Items from an interface collection:
○ ○ ○

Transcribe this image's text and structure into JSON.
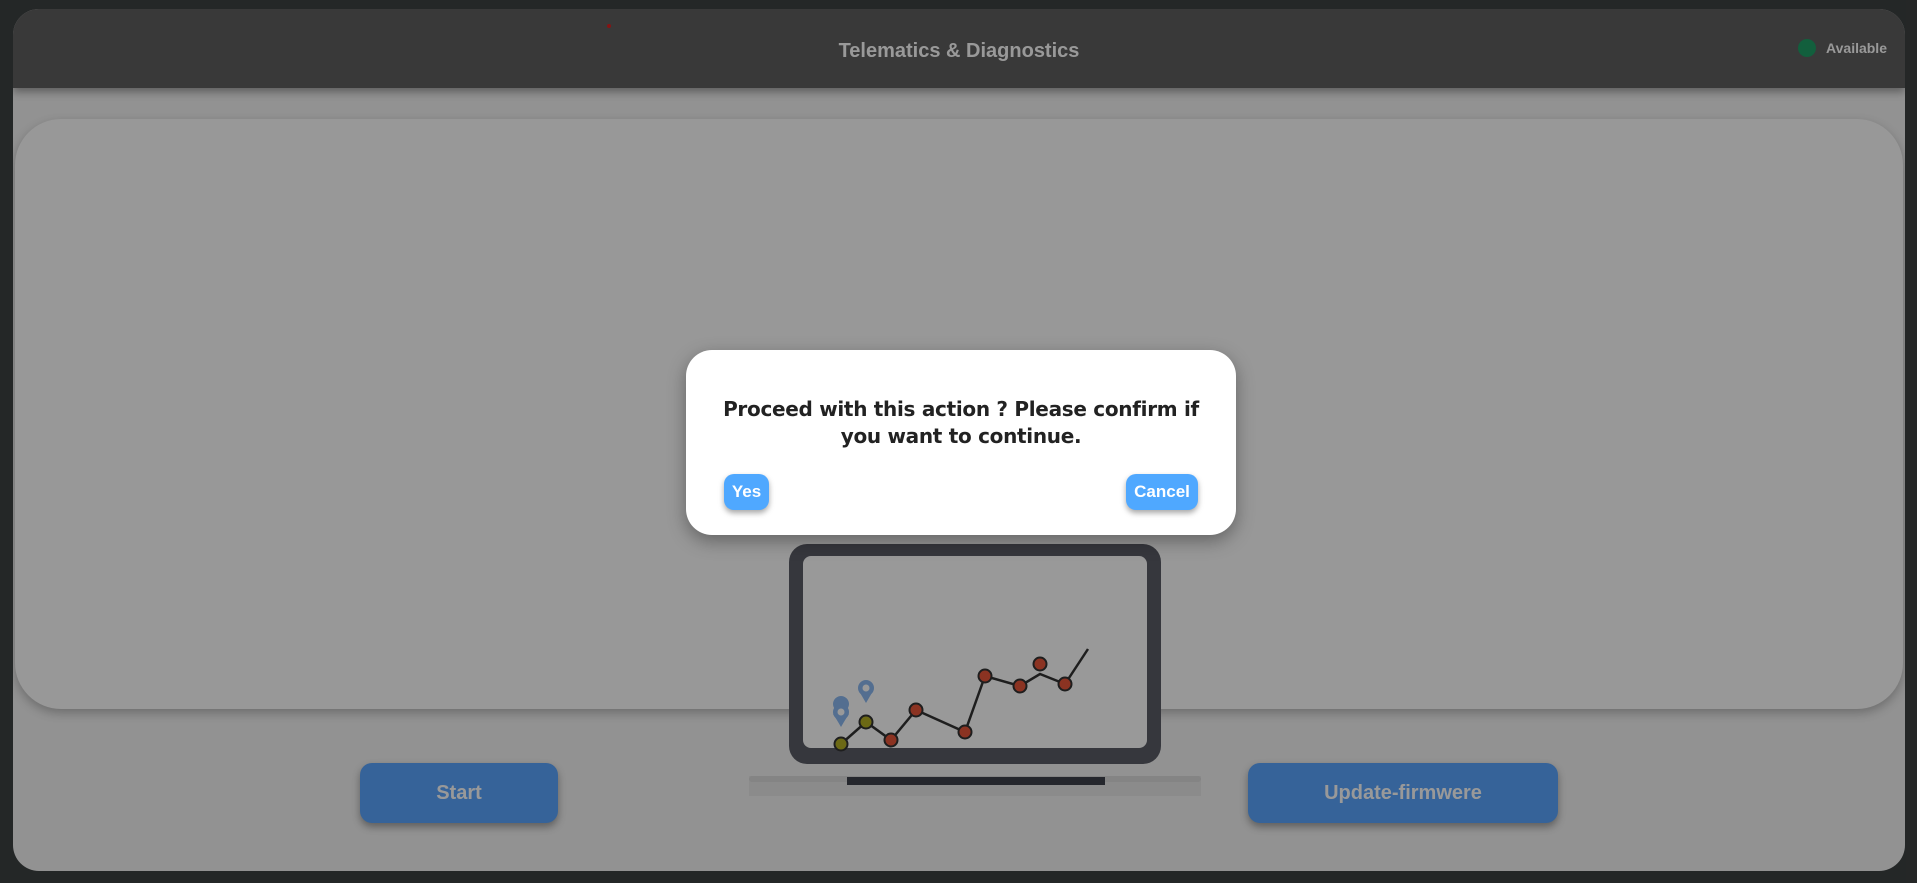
{
  "header": {
    "title": "Telematics & Diagnostics",
    "status_label": "Available",
    "status_color": "#1f9e66"
  },
  "illustration": {
    "icon": "laptop-line-chart-illustration"
  },
  "actions": {
    "start_label": "Start",
    "update_label": "Update-firmwere"
  },
  "dialog": {
    "message": "Proceed with this action ? Please confirm if you want to continue.",
    "yes_label": "Yes",
    "cancel_label": "Cancel"
  },
  "colors": {
    "accent": "#5aa5ff",
    "header_bg": "#5f5f5f"
  }
}
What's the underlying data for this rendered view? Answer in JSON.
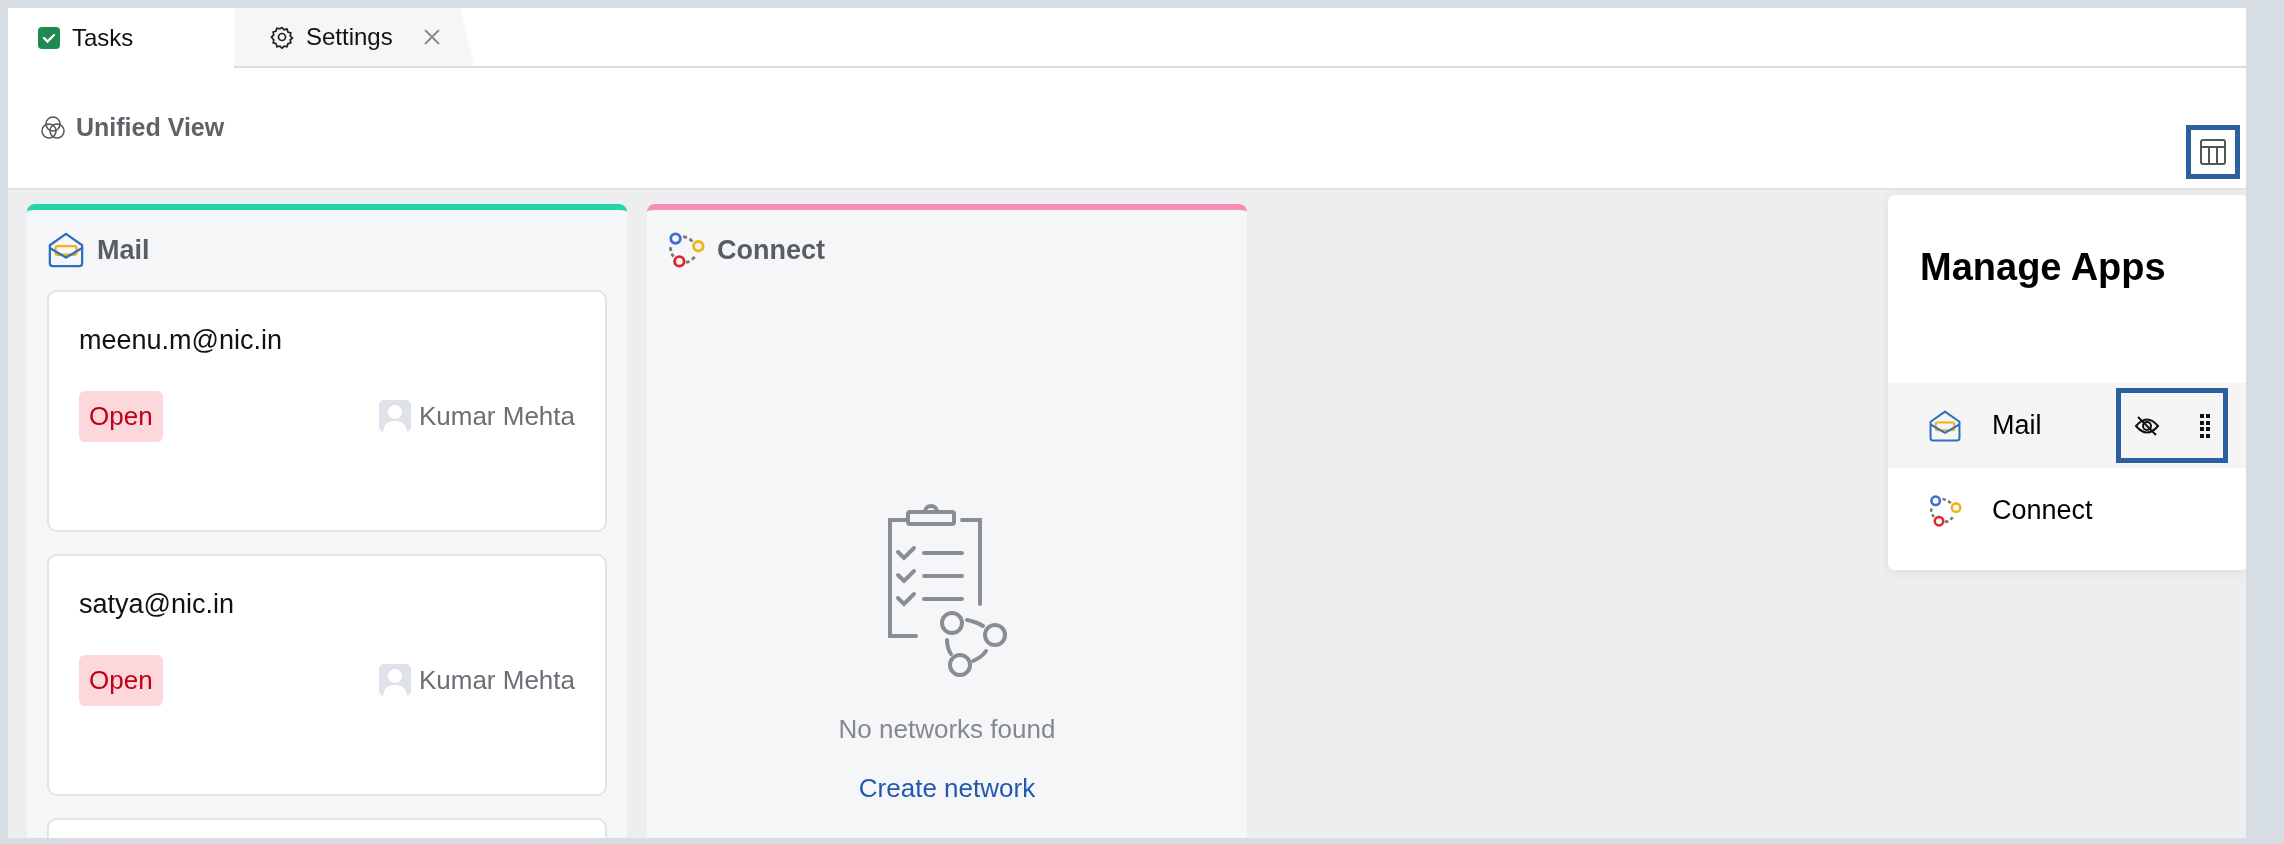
{
  "tabs": [
    {
      "label": "Tasks",
      "kind": "tasks",
      "selected": true,
      "closable": false
    },
    {
      "label": "Settings",
      "kind": "settings",
      "selected": false,
      "closable": true
    }
  ],
  "header": {
    "title": "Unified View",
    "layout_button_highlighted": true
  },
  "columns": [
    {
      "title": "Mail",
      "kind": "mail",
      "color": "#27d3a9",
      "cards": [
        {
          "kind": "task",
          "email": "meenu.m@nic.in",
          "status": "Open",
          "assignee": "Kumar Mehta"
        },
        {
          "kind": "task",
          "email": "satya@nic.in",
          "status": "Open",
          "assignee": "Kumar Mehta"
        },
        {
          "kind": "partial"
        }
      ]
    },
    {
      "title": "Connect",
      "kind": "connect",
      "color": "#fb8cb6",
      "empty_state": {
        "message": "No networks found",
        "action": "Create network"
      }
    }
  ],
  "manage_apps": {
    "title": "Manage Apps",
    "apps": [
      {
        "name": "Mail",
        "kind": "mail",
        "selected": true,
        "highlighted": true
      },
      {
        "name": "Connect",
        "kind": "connect",
        "selected": false,
        "highlighted": false
      }
    ]
  }
}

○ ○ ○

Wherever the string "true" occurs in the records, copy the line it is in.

▶ TASK RESULT
      "selected": true,
      "closable": true
    "layout_button_highlighted": true
        "selected": true,
        "highlighted": true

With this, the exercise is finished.